(Records excerpted from a collection)
----

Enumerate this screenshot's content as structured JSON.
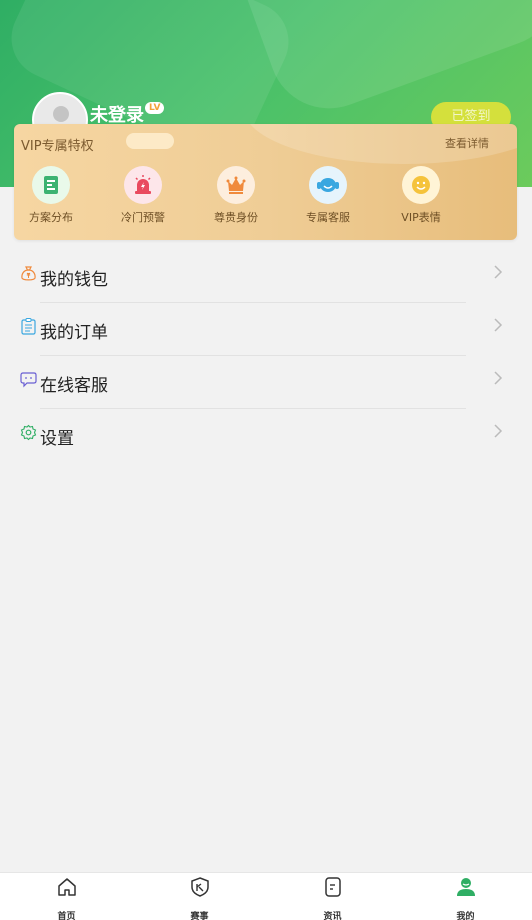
{
  "profile": {
    "username": "未登录",
    "level_badge": "LV",
    "sign_button": "已签到"
  },
  "vip": {
    "title": "VIP专属特权",
    "more_link": "查看详情",
    "items": [
      {
        "label": "方案分布",
        "icon": "plan-icon",
        "color": "#3cb371"
      },
      {
        "label": "冷门预警",
        "icon": "alarm-icon",
        "color": "#e94a5f"
      },
      {
        "label": "尊贵身份",
        "icon": "crown-icon",
        "color": "#f08a3c"
      },
      {
        "label": "专属客服",
        "icon": "headset-icon",
        "color": "#3aa7e0"
      },
      {
        "label": "VIP表情",
        "icon": "smiley-icon",
        "color": "#f5c33b"
      }
    ]
  },
  "menu": [
    {
      "label": "我的钱包",
      "icon": "wallet-icon"
    },
    {
      "label": "我的订单",
      "icon": "order-icon"
    },
    {
      "label": "在线客服",
      "icon": "service-icon"
    },
    {
      "label": "设置",
      "icon": "gear-icon"
    }
  ],
  "tabs": [
    {
      "label": "首页",
      "icon": "home-icon"
    },
    {
      "label": "赛事",
      "icon": "match-shield-icon"
    },
    {
      "label": "资讯",
      "icon": "news-icon"
    },
    {
      "label": "我的",
      "icon": "user-icon",
      "active": true
    }
  ],
  "colors": {
    "brand_green": "#2fae64",
    "vip_gold": "#efcd96",
    "sign_button": "#d4e03c"
  }
}
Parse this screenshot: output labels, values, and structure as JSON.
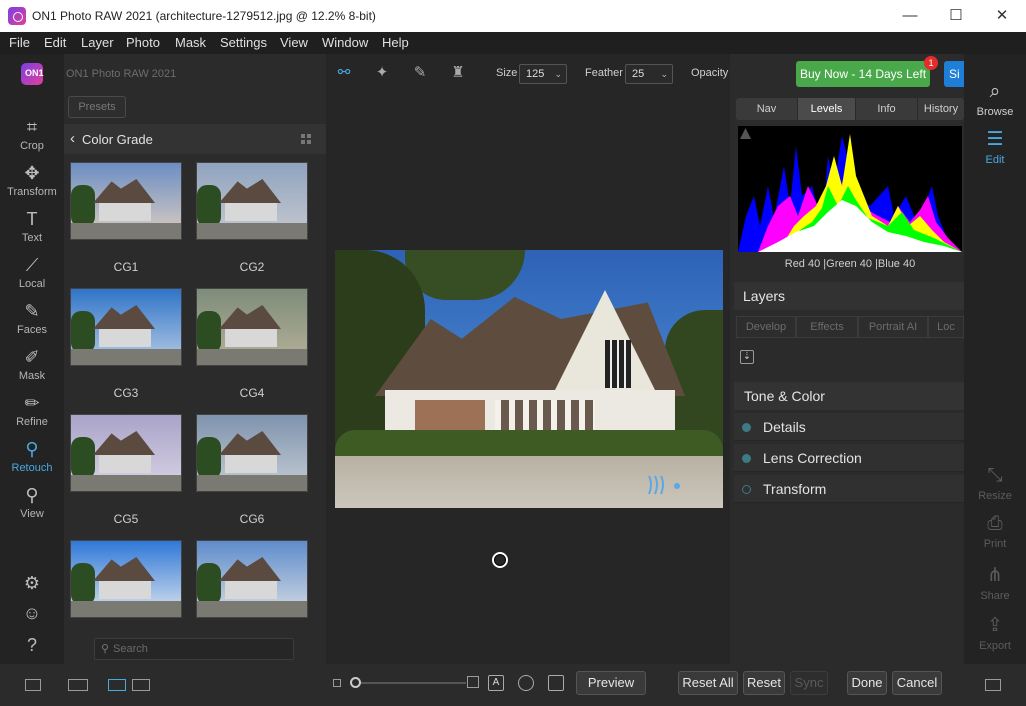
{
  "window": {
    "title": "ON1 Photo RAW 2021 (architecture-1279512.jpg @ 12.2% 8-bit)",
    "minimize": "—",
    "maximize": "☐",
    "close": "✕"
  },
  "menu": [
    "File",
    "Edit",
    "Layer",
    "Photo",
    "Mask",
    "Settings",
    "View",
    "Window",
    "Help"
  ],
  "left_tools": [
    {
      "label": "Crop",
      "icon": "crop-icon",
      "glyph": "⌗"
    },
    {
      "label": "Transform",
      "icon": "transform-icon",
      "glyph": "✥"
    },
    {
      "label": "Text",
      "icon": "text-icon",
      "glyph": "T"
    },
    {
      "label": "Local",
      "icon": "local-brush-icon",
      "glyph": "⟋"
    },
    {
      "label": "Faces",
      "icon": "faces-icon",
      "glyph": "✎"
    },
    {
      "label": "Mask",
      "icon": "mask-icon",
      "glyph": "✐"
    },
    {
      "label": "Refine",
      "icon": "refine-icon",
      "glyph": "✏"
    },
    {
      "label": "Retouch",
      "icon": "retouch-icon",
      "glyph": "⚲",
      "active": true
    },
    {
      "label": "View",
      "icon": "view-zoom-icon",
      "glyph": "⚲"
    }
  ],
  "logo_text": "ON1",
  "browser": {
    "app_name": "ON1 Photo RAW 2021",
    "presets_button": "Presets",
    "category_title": "Color Grade",
    "search_placeholder": "Search",
    "presets": [
      {
        "label": "CG1",
        "tone": "warm"
      },
      {
        "label": "CG2",
        "tone": "cool"
      },
      {
        "label": "CG3",
        "tone": "blue"
      },
      {
        "label": "CG4",
        "tone": "olive"
      },
      {
        "label": "CG5",
        "tone": "purple"
      },
      {
        "label": "CG6",
        "tone": "slate"
      },
      {
        "label": "",
        "tone": "vivid"
      },
      {
        "label": "",
        "tone": "natural"
      }
    ]
  },
  "retouch_toolbar": {
    "size_label": "Size",
    "size_value": "125",
    "feather_label": "Feather",
    "feather_value": "25",
    "opacity_label": "Opacity"
  },
  "purchase": {
    "buy_now": "Buy Now - 14 Days Left",
    "notification_count": "1",
    "sign_in": "Si"
  },
  "nav_tabs": [
    "Nav",
    "Levels",
    "Info",
    "History"
  ],
  "nav_active": "Levels",
  "histogram_info": "Red  40  |Green  40  |Blue  40",
  "layers_title": "Layers",
  "module_tabs": [
    "Develop",
    "Effects",
    "Portrait AI",
    "Loc"
  ],
  "sections": {
    "tone_color": "Tone & Color",
    "items": [
      {
        "name": "Details",
        "state": "enabled"
      },
      {
        "name": "Lens Correction",
        "state": "enabled"
      },
      {
        "name": "Transform",
        "state": "disabled"
      }
    ]
  },
  "right_nav": [
    {
      "label": "Browse",
      "icon": "browse-icon",
      "glyph": "⌕",
      "state": "normal"
    },
    {
      "label": "Edit",
      "icon": "edit-sliders-icon",
      "glyph": "☰",
      "state": "active"
    },
    {
      "label": "Resize",
      "icon": "resize-icon",
      "glyph": "⤡",
      "state": "disabled"
    },
    {
      "label": "Print",
      "icon": "print-icon",
      "glyph": "⎙",
      "state": "disabled"
    },
    {
      "label": "Share",
      "icon": "share-icon",
      "glyph": "⋔",
      "state": "disabled"
    },
    {
      "label": "Export",
      "icon": "export-icon",
      "glyph": "⇪",
      "state": "disabled"
    }
  ],
  "bottom": {
    "preview": "Preview",
    "reset_all": "Reset All",
    "reset": "Reset",
    "sync": "Sync",
    "done": "Done",
    "cancel": "Cancel",
    "text_mode": "A"
  },
  "colors": {
    "accent": "#4aa8e0",
    "buy_now_bg": "#49a84a",
    "sign_in_bg": "#1e7fd8",
    "badge": "#e52c2c"
  }
}
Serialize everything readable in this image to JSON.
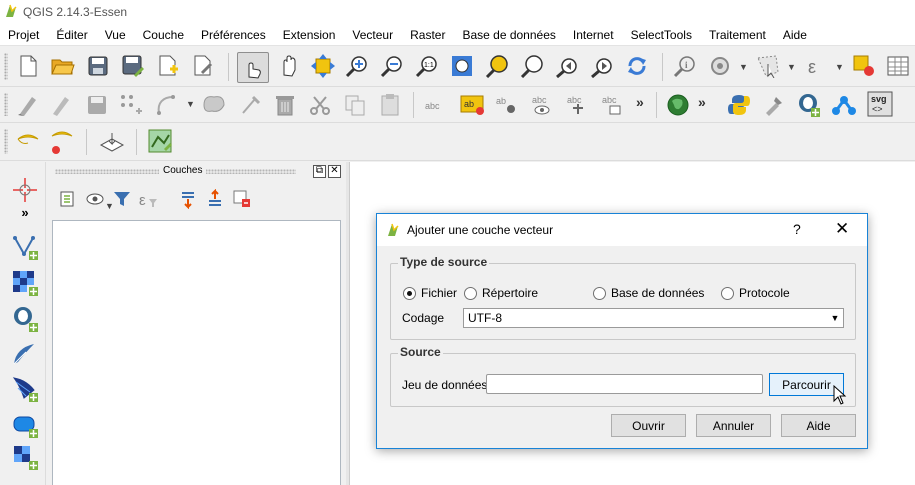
{
  "window": {
    "title": "QGIS 2.14.3-Essen"
  },
  "menubar": {
    "items": [
      "Projet",
      "Éditer",
      "Vue",
      "Couche",
      "Préférences",
      "Extension",
      "Vecteur",
      "Raster",
      "Base de données",
      "Internet",
      "SelectTools",
      "Traitement",
      "Aide"
    ]
  },
  "toolbar1": {
    "icons": [
      "new-project-icon",
      "open-project-icon",
      "save-project-icon",
      "save-as-icon",
      "new-print-composer-icon",
      "composer-manager-icon",
      "touch-zoom-icon",
      "pan-icon",
      "pan-to-selection-icon",
      "zoom-in-icon",
      "zoom-out-icon",
      "zoom-native-icon",
      "zoom-full-icon",
      "zoom-selection-icon",
      "zoom-layer-icon",
      "zoom-last-icon",
      "zoom-next-icon",
      "refresh-icon",
      "identify-icon",
      "action-icon",
      "select-icon",
      "measure-icon",
      "annotation-icon",
      "attribute-table-icon"
    ]
  },
  "toolbar2": {
    "icons": [
      "current-edits-icon",
      "toggle-editing-icon",
      "save-edits-icon",
      "add-feature-icon",
      "move-feature-icon",
      "node-tool-icon",
      "delete-selected-icon",
      "cut-features-icon",
      "copy-features-icon",
      "paste-features-icon",
      "label-icon",
      "label-highlight-icon",
      "pin-label-icon",
      "show-hide-label-icon",
      "move-label-icon",
      "change-label-icon",
      "globe-icon",
      "python-icon",
      "plugin-icon",
      "postgis-icon",
      "network-icon",
      "svg-icon"
    ],
    "svg_label": "svg"
  },
  "toolbar3": {
    "icons": [
      "add-ring-icon",
      "add-part-icon",
      "digitize-icon",
      "georeferencer-icon"
    ]
  },
  "left_toolbar": {
    "icons": [
      "crosshair-icon",
      "expand-icon",
      "add-vector-layer-icon",
      "add-raster-layer-icon",
      "add-postgis-layer-icon",
      "add-spatialite-layer-icon",
      "add-wms-layer-icon",
      "add-wfs-layer-icon",
      "add-virtual-layer-icon"
    ]
  },
  "layers_panel": {
    "title": "Couches",
    "icons": [
      "add-group-icon",
      "manage-visibility-icon",
      "filter-legend-icon",
      "filter-expression-icon",
      "expand-all-icon",
      "collapse-all-icon",
      "remove-layer-icon"
    ]
  },
  "dialog": {
    "title": "Ajouter une couche vecteur",
    "help": "?",
    "close": "✕",
    "source_type_group": "Type de source",
    "radios": [
      {
        "label": "Fichier",
        "checked": true
      },
      {
        "label": "Répertoire",
        "checked": false
      },
      {
        "label": "Base de données",
        "checked": false
      },
      {
        "label": "Protocole",
        "checked": false
      }
    ],
    "encoding_label": "Codage",
    "encoding_value": "UTF-8",
    "source_group": "Source",
    "dataset_label": "Jeu de données",
    "dataset_value": "",
    "browse_button": "Parcourir",
    "buttons": {
      "open": "Ouvrir",
      "cancel": "Annuler",
      "help": "Aide"
    }
  },
  "colors": {
    "accent": "#0078d7",
    "qgis_green": "#7cb342",
    "qgis_yellow": "#f1c40f"
  }
}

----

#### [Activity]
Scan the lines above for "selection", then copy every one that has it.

#### [Result]
      "pan-to-selection-icon",
      "zoom-selection-icon",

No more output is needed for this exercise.